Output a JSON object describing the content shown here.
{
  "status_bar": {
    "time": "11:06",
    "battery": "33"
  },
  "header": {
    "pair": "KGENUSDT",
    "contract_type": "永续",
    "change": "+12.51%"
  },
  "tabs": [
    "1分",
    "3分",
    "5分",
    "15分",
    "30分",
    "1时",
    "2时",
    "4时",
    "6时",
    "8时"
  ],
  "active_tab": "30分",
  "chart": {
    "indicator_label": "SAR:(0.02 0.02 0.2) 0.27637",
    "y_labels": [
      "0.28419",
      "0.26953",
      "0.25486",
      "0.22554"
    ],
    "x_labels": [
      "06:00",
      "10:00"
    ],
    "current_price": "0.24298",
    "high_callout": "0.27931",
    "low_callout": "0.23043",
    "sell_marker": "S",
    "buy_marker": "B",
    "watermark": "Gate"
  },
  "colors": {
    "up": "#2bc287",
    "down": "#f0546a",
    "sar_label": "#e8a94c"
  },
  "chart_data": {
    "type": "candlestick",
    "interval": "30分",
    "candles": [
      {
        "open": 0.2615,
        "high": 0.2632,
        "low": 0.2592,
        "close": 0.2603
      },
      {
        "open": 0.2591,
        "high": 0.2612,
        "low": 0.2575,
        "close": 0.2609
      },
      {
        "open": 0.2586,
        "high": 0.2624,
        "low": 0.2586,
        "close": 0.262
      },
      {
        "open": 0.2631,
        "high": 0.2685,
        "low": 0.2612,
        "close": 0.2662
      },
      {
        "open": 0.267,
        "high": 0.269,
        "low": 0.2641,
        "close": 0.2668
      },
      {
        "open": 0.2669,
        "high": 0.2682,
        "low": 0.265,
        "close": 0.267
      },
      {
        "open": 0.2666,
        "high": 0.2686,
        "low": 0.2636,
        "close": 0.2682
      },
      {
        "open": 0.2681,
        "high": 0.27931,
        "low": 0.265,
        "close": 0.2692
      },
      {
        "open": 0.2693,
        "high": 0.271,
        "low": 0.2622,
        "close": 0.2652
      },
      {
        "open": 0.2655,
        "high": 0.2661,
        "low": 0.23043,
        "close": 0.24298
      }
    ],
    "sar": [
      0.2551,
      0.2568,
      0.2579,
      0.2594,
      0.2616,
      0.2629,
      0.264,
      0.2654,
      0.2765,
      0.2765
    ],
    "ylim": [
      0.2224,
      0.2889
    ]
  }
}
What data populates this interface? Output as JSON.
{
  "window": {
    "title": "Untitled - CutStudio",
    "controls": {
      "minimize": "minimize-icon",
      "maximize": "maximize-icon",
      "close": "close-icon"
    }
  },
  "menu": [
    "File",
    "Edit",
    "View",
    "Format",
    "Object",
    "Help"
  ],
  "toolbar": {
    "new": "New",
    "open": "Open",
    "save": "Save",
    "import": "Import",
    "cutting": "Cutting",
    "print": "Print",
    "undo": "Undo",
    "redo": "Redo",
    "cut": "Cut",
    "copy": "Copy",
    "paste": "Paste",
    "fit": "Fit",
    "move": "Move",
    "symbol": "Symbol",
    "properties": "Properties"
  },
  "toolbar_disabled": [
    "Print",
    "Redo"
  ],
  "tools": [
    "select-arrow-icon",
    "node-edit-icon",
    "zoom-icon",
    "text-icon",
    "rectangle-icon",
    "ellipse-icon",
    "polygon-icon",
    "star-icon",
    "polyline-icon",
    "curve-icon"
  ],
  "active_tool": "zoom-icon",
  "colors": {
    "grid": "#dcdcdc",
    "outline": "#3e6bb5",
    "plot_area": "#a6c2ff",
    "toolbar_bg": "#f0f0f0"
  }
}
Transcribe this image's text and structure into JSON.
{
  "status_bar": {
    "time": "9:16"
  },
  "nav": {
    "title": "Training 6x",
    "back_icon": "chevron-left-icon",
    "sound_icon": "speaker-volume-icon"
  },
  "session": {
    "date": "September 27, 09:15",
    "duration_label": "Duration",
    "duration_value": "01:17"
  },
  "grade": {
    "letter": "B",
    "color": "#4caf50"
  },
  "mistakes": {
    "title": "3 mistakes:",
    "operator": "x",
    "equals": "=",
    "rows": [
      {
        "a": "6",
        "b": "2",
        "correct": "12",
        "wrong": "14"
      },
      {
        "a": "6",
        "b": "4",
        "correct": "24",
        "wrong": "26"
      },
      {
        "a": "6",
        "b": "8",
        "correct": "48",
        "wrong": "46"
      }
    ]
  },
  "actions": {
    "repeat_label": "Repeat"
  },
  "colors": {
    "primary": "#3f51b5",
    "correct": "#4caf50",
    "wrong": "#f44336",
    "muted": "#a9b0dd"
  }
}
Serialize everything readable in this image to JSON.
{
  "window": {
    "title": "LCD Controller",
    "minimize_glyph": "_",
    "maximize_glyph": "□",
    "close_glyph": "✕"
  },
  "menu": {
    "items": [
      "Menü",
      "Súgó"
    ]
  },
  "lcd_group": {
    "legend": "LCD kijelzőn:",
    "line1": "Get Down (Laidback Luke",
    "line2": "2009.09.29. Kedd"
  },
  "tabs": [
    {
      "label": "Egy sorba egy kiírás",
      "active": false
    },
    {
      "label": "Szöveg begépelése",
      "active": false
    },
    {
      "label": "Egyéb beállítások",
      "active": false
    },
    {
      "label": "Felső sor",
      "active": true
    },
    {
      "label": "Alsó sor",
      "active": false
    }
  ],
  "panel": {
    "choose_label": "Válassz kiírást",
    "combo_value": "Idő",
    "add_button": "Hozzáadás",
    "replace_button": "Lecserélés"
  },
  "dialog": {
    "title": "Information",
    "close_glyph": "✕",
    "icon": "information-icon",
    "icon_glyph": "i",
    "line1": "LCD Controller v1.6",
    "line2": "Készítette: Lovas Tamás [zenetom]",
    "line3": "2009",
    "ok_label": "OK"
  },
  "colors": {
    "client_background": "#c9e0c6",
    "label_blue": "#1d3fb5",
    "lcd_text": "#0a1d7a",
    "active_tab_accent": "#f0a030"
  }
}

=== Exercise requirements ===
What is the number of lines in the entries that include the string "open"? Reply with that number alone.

=== Response to the exercise ===
11